* **Data records for software interfaces**
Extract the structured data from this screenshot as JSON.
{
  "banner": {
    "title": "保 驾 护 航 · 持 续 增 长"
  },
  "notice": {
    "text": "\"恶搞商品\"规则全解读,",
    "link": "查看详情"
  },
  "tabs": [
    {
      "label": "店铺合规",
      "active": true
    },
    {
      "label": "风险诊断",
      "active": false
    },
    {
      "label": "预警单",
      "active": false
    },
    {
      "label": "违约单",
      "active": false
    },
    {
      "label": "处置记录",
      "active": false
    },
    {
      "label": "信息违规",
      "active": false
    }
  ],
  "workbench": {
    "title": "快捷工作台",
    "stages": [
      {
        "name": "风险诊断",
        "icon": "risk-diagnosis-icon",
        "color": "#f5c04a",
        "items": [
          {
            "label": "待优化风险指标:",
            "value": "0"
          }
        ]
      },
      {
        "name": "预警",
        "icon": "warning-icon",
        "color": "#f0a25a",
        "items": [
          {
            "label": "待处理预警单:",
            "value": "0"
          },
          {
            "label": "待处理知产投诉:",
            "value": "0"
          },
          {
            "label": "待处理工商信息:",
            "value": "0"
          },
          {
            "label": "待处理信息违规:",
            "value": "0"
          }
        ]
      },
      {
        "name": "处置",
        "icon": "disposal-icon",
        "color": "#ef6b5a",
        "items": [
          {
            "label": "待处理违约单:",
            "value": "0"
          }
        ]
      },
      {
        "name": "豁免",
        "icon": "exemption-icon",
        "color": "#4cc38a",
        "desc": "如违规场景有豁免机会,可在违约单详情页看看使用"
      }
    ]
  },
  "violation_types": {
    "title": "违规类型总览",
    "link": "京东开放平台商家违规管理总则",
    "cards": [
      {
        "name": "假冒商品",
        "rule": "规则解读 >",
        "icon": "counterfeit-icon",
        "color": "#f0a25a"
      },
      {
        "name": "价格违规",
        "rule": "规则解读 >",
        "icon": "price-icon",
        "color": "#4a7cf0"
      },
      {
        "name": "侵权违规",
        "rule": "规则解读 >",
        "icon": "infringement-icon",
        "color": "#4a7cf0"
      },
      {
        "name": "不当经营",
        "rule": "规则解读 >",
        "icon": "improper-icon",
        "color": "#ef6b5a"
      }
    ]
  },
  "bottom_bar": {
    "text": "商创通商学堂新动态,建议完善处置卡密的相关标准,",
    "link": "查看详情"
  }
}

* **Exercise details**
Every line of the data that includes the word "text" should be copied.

* **Reply**
    "text": "\"恶搞商品\"规则全解读,",
    "text": "商创通商学堂新动态,建议完善处置卡密的相关标准,",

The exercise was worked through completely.